**Task instructions:** The answer must consist of every line in the data below that holds the word "Remove".

**Data excerpts:**
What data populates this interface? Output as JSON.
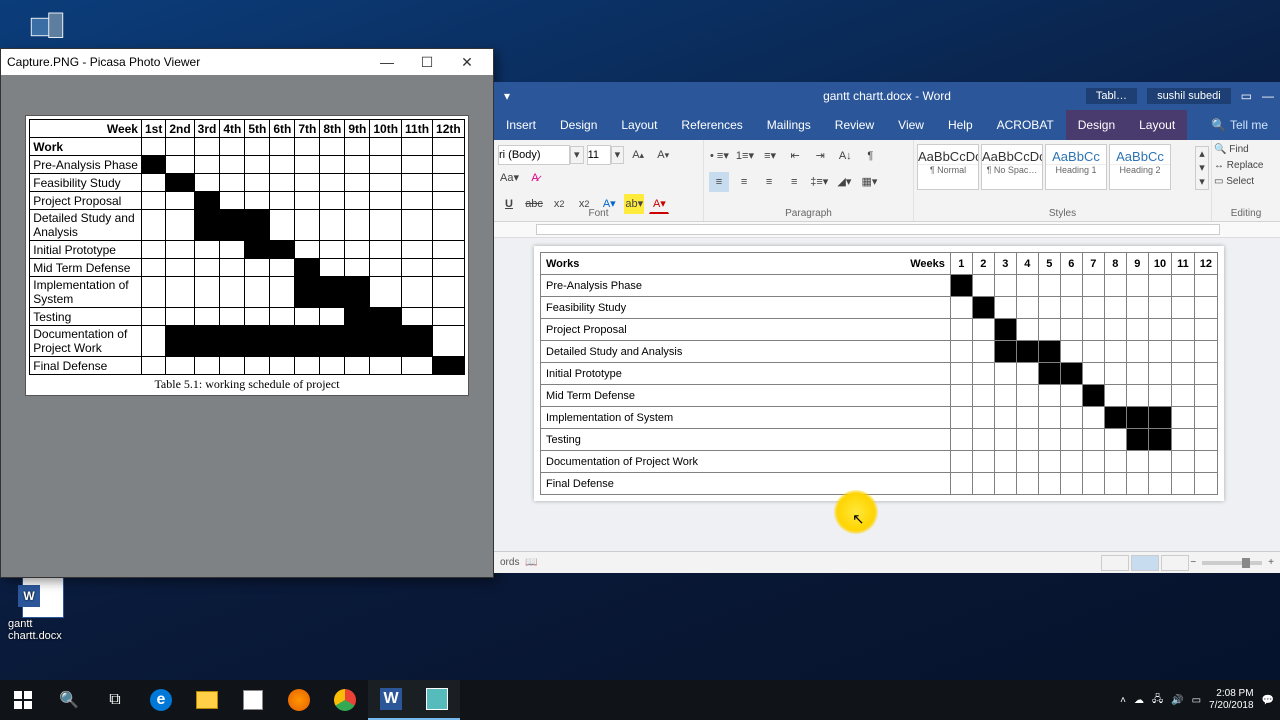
{
  "chart_data": [
    {
      "type": "bar",
      "name": "picasa_gantt",
      "title": "Table 5.1: working schedule of project",
      "xlabel": "Week",
      "x": [
        "1st",
        "2nd",
        "3rd",
        "4th",
        "5th",
        "6th",
        "7th",
        "8th",
        "9th",
        "10th",
        "11th",
        "12th"
      ],
      "series": [
        {
          "name": "Pre-Analysis Phase",
          "bars": [
            1
          ]
        },
        {
          "name": "Feasibility Study",
          "bars": [
            2
          ]
        },
        {
          "name": "Project Proposal",
          "bars": [
            3
          ]
        },
        {
          "name": "Detailed Study and Analysis",
          "bars": [
            3,
            4,
            5
          ]
        },
        {
          "name": "Initial Prototype",
          "bars": [
            5,
            6
          ]
        },
        {
          "name": "Mid Term Defense",
          "bars": [
            7
          ]
        },
        {
          "name": "Implementation of System",
          "bars": [
            7,
            8,
            9
          ]
        },
        {
          "name": "Testing",
          "bars": [
            9,
            10
          ]
        },
        {
          "name": "Documentation of Project Work",
          "bars": [
            2,
            3,
            4,
            5,
            6,
            7,
            8,
            9,
            10,
            11
          ]
        },
        {
          "name": "Final Defense",
          "bars": [
            12
          ]
        }
      ]
    },
    {
      "type": "bar",
      "name": "word_gantt",
      "xlabel": "Weeks",
      "x": [
        1,
        2,
        3,
        4,
        5,
        6,
        7,
        8,
        9,
        10,
        11,
        12
      ],
      "series": [
        {
          "name": "Pre-Analysis Phase",
          "bars": [
            1
          ]
        },
        {
          "name": "Feasibility Study",
          "bars": [
            2
          ]
        },
        {
          "name": "Project Proposal",
          "bars": [
            3
          ]
        },
        {
          "name": "Detailed Study and Analysis",
          "bars": [
            3,
            4,
            5
          ]
        },
        {
          "name": "Initial Prototype",
          "bars": [
            5,
            6
          ]
        },
        {
          "name": "Mid Term Defense",
          "bars": [
            7
          ]
        },
        {
          "name": "Implementation of System",
          "bars": [
            8,
            9,
            10
          ]
        },
        {
          "name": "Testing",
          "bars": [
            9,
            10
          ]
        },
        {
          "name": "Documentation of Project Work",
          "bars": []
        },
        {
          "name": "Final Defense",
          "bars": []
        }
      ]
    }
  ],
  "desktop": {
    "this_pc": "This PC",
    "file_icon_label": "gantt chartt.docx"
  },
  "picasa": {
    "title": "Capture.PNG - Picasa Photo Viewer",
    "table_corner": "Week",
    "row_axis": "Work",
    "caption": "Table 5.1: working schedule of project"
  },
  "word": {
    "title": "gantt chartt.docx - Word",
    "account": "sushil subedi",
    "context_tab": "Tabl…",
    "tabs": [
      "Insert",
      "Design",
      "Layout",
      "References",
      "Mailings",
      "Review",
      "View",
      "Help",
      "ACROBAT",
      "Design",
      "Layout"
    ],
    "tell_me": "Tell me",
    "search_icon": "🔍",
    "font_name": "ri (Body)",
    "font_size": "11",
    "groups": {
      "font": "Font",
      "para": "Paragraph",
      "styles": "Styles",
      "editing": "Editing"
    },
    "style_cards": [
      {
        "sample": "AaBbCcDc",
        "name": "¶ Normal"
      },
      {
        "sample": "AaBbCcDc",
        "name": "¶ No Spac…"
      },
      {
        "sample": "AaBbCc",
        "name": "Heading 1"
      },
      {
        "sample": "AaBbCc",
        "name": "Heading 2"
      }
    ],
    "editing": {
      "find": "Find",
      "replace": "Replace",
      "select": "Select"
    },
    "table_corner": "Works",
    "weeks_label": "Weeks",
    "status_words": "ords"
  },
  "taskbar": {
    "time": "2:08 PM",
    "date": "7/20/2018"
  }
}
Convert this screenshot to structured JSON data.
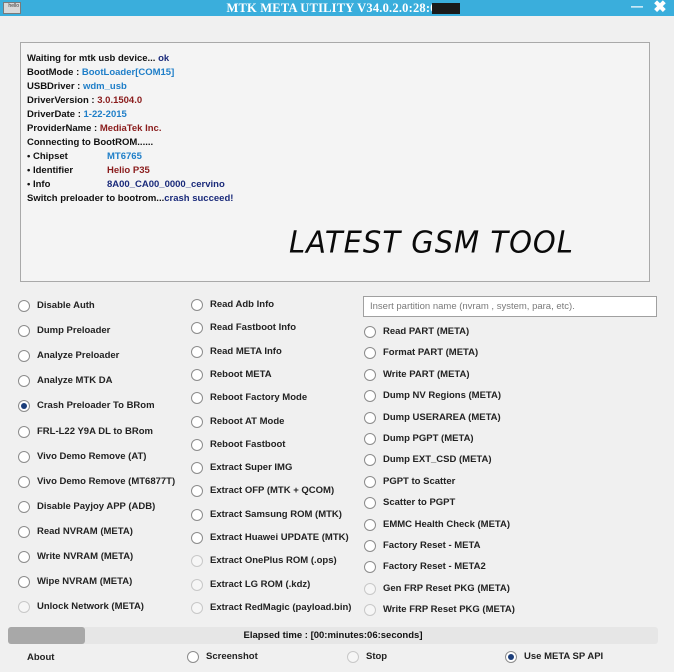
{
  "window": {
    "title": "MTK META UTILITY V34.0.2.0:28:02:",
    "app_icon_text": "hello",
    "minimize_icon": "minimize-icon",
    "close_icon": "close-icon"
  },
  "log": {
    "waiting": "Waiting for mtk usb device... ",
    "waiting_status": "ok",
    "bootmode_label": "BootMode : ",
    "bootmode_value": "BootLoader[COM15]",
    "usbdriver_label": "USBDriver : ",
    "usbdriver_value": "wdm_usb",
    "driverversion_label": "DriverVersion : ",
    "driverversion_value": "3.0.1504.0",
    "driverdate_label": "DriverDate : ",
    "driverdate_value": "1-22-2015",
    "provider_label": "ProviderName : ",
    "provider_value": "MediaTek Inc.",
    "connecting": "Connecting to BootROM......",
    "chipset_label": "• Chipset",
    "chipset_value": "MT6765",
    "identifier_label": "• Identifier",
    "identifier_value": "Helio P35",
    "info_label": "• Info",
    "info_value": "8A00_CA00_0000_cervino",
    "switch_text": "Switch preloader to bootrom...",
    "switch_status": "crash succeed!",
    "watermark": "LATEST GSM TOOL"
  },
  "col1": [
    {
      "label": "Disable Auth",
      "checked": false,
      "disabled": false
    },
    {
      "label": "Dump Preloader",
      "checked": false,
      "disabled": false
    },
    {
      "label": "Analyze Preloader",
      "checked": false,
      "disabled": false
    },
    {
      "label": "Analyze MTK DA",
      "checked": false,
      "disabled": false
    },
    {
      "label": "Crash Preloader To BRom",
      "checked": true,
      "disabled": false
    },
    {
      "label": "FRL-L22 Y9A DL to BRom",
      "checked": false,
      "disabled": false
    },
    {
      "label": "Vivo Demo Remove (AT)",
      "checked": false,
      "disabled": false
    },
    {
      "label": "Vivo Demo Remove (MT6877T)",
      "checked": false,
      "disabled": false
    },
    {
      "label": "Disable Payjoy APP (ADB)",
      "checked": false,
      "disabled": false
    },
    {
      "label": "Read NVRAM (META)",
      "checked": false,
      "disabled": false
    },
    {
      "label": "Write NVRAM (META)",
      "checked": false,
      "disabled": false
    },
    {
      "label": "Wipe NVRAM (META)",
      "checked": false,
      "disabled": false
    },
    {
      "label": "Unlock Network (META)",
      "checked": false,
      "disabled": true
    }
  ],
  "col2": [
    {
      "label": "Read Adb Info",
      "checked": false,
      "disabled": false
    },
    {
      "label": "Read Fastboot Info",
      "checked": false,
      "disabled": false
    },
    {
      "label": "Read META Info",
      "checked": false,
      "disabled": false
    },
    {
      "label": "Reboot META",
      "checked": false,
      "disabled": false
    },
    {
      "label": "Reboot Factory Mode",
      "checked": false,
      "disabled": false
    },
    {
      "label": "Reboot AT Mode",
      "checked": false,
      "disabled": false
    },
    {
      "label": "Reboot Fastboot",
      "checked": false,
      "disabled": false
    },
    {
      "label": "Extract Super IMG",
      "checked": false,
      "disabled": false
    },
    {
      "label": "Extract OFP (MTK + QCOM)",
      "checked": false,
      "disabled": false
    },
    {
      "label": "Extract Samsung ROM (MTK)",
      "checked": false,
      "disabled": false
    },
    {
      "label": "Extract Huawei UPDATE (MTK)",
      "checked": false,
      "disabled": false
    },
    {
      "label": "Extract OnePlus ROM (.ops)",
      "checked": false,
      "disabled": true
    },
    {
      "label": "Extract LG ROM (.kdz)",
      "checked": false,
      "disabled": true
    },
    {
      "label": "Extract RedMagic (payload.bin)",
      "checked": false,
      "disabled": true
    }
  ],
  "partition": {
    "placeholder": "Insert partition name (nvram , system, para, etc).",
    "value": ""
  },
  "col3": [
    {
      "label": "Read PART (META)",
      "checked": false,
      "disabled": false
    },
    {
      "label": "Format PART (META)",
      "checked": false,
      "disabled": false
    },
    {
      "label": "Write PART (META)",
      "checked": false,
      "disabled": false
    },
    {
      "label": "Dump NV Regions (META)",
      "checked": false,
      "disabled": false
    },
    {
      "label": "Dump USERAREA (META)",
      "checked": false,
      "disabled": false
    },
    {
      "label": "Dump PGPT (META)",
      "checked": false,
      "disabled": false
    },
    {
      "label": "Dump  EXT_CSD (META)",
      "checked": false,
      "disabled": false
    },
    {
      "label": "PGPT to Scatter",
      "checked": false,
      "disabled": false
    },
    {
      "label": "Scatter to PGPT",
      "checked": false,
      "disabled": false
    },
    {
      "label": "EMMC Health Check (META)",
      "checked": false,
      "disabled": false
    },
    {
      "label": "Factory Reset - META",
      "checked": false,
      "disabled": false
    },
    {
      "label": "Factory Reset - META2",
      "checked": false,
      "disabled": false
    },
    {
      "label": "Gen FRP Reset PKG (META)",
      "checked": false,
      "disabled": true
    },
    {
      "label": "Write FRP Reset PKG (META)",
      "checked": false,
      "disabled": true
    }
  ],
  "progress": {
    "fraction": 0.118,
    "elapsed": "Elapsed time : [00:minutes:06:seconds]"
  },
  "bottom": {
    "about": "About",
    "screenshot": "Screenshot",
    "stop": "Stop",
    "use_meta_sp_api": "Use META SP API"
  }
}
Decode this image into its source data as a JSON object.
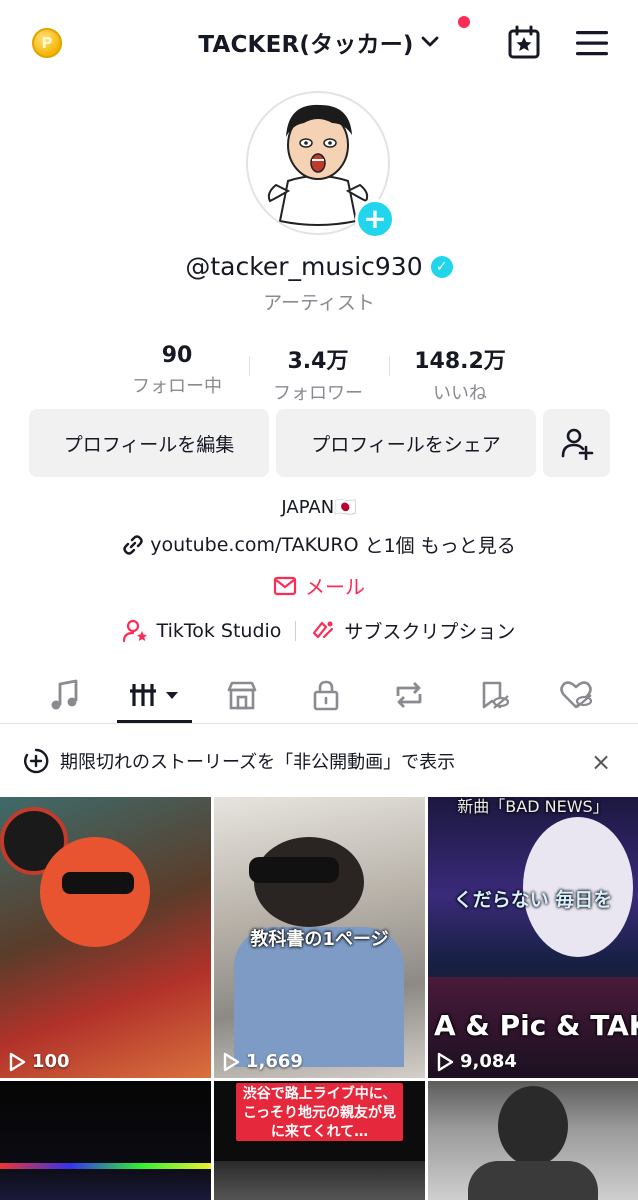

**Task answer:**
      "label": "Vivo Demo Remove (AT)",
      "label": "Vivo Demo Remove (MT6877T)",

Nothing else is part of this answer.